Did Snapchat invent "ephemeral" messaging? Did its success surprise you?

I had some conversations with Evan [Spiegel] early on, and I was totally cheering him on, because I had talked a lot about how persistence had become normative. I had certainly thought about ephemerality, and I’d watched a lot of teenagers doing things trying to make things ephemeral. They would use Facebook and delete things to try to make it a real-time activity. We saw worlds of chats, old-school chat, where things were by and large ephemeral.

What was beautiful about Snapchat was that it wasn’t just that they were leading with ephemerality. They were demanding that this was a social norm. People say, "But you can find ways of recording it," and of course you can. That’s just not a big deal. When you’ve got a way to record this, you’ve got a way to violate the social norms of what we had.
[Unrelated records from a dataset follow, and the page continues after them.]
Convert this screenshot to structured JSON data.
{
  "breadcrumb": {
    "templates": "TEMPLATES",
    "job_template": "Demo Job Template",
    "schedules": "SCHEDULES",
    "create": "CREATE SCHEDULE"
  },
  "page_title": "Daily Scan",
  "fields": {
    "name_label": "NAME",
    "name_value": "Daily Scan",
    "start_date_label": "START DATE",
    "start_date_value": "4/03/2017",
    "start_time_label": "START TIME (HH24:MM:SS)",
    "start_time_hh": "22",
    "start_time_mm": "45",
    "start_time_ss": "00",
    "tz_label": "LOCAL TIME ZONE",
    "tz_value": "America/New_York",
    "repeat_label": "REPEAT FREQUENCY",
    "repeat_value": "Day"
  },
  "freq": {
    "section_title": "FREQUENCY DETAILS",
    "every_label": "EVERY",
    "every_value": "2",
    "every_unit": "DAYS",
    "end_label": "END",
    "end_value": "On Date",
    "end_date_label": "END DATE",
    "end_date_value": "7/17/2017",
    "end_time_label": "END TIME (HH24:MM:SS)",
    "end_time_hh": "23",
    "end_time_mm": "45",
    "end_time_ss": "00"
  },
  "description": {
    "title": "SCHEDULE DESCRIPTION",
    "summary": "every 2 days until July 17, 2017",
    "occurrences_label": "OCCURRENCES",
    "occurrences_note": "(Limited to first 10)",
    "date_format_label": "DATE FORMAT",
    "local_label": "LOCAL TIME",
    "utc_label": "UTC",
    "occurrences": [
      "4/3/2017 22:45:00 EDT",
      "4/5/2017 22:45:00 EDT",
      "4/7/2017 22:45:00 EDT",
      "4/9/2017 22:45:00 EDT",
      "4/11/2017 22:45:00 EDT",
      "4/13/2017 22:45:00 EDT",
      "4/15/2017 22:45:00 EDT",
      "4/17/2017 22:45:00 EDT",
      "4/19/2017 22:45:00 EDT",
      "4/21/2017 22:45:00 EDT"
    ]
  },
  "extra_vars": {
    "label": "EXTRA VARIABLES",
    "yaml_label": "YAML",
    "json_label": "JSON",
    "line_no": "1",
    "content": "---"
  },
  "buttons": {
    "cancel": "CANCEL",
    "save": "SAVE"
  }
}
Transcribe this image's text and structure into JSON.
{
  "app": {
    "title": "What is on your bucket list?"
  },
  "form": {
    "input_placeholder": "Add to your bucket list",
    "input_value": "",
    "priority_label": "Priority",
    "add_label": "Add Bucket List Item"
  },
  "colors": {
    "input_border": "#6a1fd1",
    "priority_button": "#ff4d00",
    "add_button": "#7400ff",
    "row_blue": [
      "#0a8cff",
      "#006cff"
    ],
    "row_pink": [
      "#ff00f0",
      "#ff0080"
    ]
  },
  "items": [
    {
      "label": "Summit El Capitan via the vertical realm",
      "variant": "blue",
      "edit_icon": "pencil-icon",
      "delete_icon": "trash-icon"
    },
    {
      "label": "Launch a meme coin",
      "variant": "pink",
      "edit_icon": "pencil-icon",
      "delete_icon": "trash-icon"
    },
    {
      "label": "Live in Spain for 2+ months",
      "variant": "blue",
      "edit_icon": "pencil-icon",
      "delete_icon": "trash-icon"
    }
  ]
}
It’s like when I tell you something that you shouldn’t tell anybody, and then you go and tell somebody my secret.

In hindsight, Snapchat’s role in our lives feels logical. It’s a way to share a photo, moment, or secret that won’t last forever on a server somewhere. Are there are any other ways people communicate that you think haven’t yet made the transition to digital?

"What was beautiful about Snapchat is that it wasn’t just that they were leading with ephemerality."

In hindsight, everything looks obvious. One of the reasons why all of this visual stuff (like Snapchat) is coming down the line right now is because people don’t want to be searchable all the time. Text is searchable. That causes its own set of dramas. We’ll get to visual search, but this moment is challenging the norm, this thing that had become so assumed. In terms of scale, we have gotten to a point where you can speak to everybody, but you know not everybody is paying attention, and the people who are paying attention aren’t always who you want them to be. So one of the things we’re going to have to start playing with is a new model for how to negotiate privacy that isn’t just an access control list.

You’re talking about the friending model, and how over a long period of time that might not work. Facebook was made for college students, after all, but what should we do about the massive friends lists we’ve accumulated that stick with you once college is over?

I think back to this amazing service called Cobot, years ago. It was a little robot that would sit inside LambdaMOO. This is archaic internet history. Cobot was this little robot that went around and collected massive amounts of data about all of the interactions that would happen in LambdaMOO. It upset everybody that Cobot was collecting all of this stuff because it wasn’t giving back to the community. So the programmers made an agreement on what they could do to make Cobot actually valuable and not just a sponge for content.

It was agreed upon that Cobot would be implemented in a way where it could answer questions about the community and about the data it collected. People said okay, so, "Who does Ellis talk to the most? Not me? What?" Drama drama drama drama. What ended up happening was that because you could ask Cobot all these questions about the community, it completely fragmented the community, because it meant that the realities of the data did not align with our artificial understandings of the social community. And this is one of those challenges that we have over and over again in these social environments, which is that we have these fictions that we hold on to that are extraordinarily valuable and that make us feel loved and a part of a community, and part of the social dynamic. It falls apart under deep inspection.

This is one of the challenges: in a Facebook world, this would be seen as lying, as deception. The idea that if you aren’t being talked to the most, you should know it. Actually, no. There’s a lot of ways in which social dynamics are about agreed-upon fictions, and agreed-upon fictions have value. Oral histories that are completely fabricated have value. They’re what gel us together as people. The challenges of things like memory is that they’re imperfect. That’s part of the beauty of it.

This interview has been condensed and edited.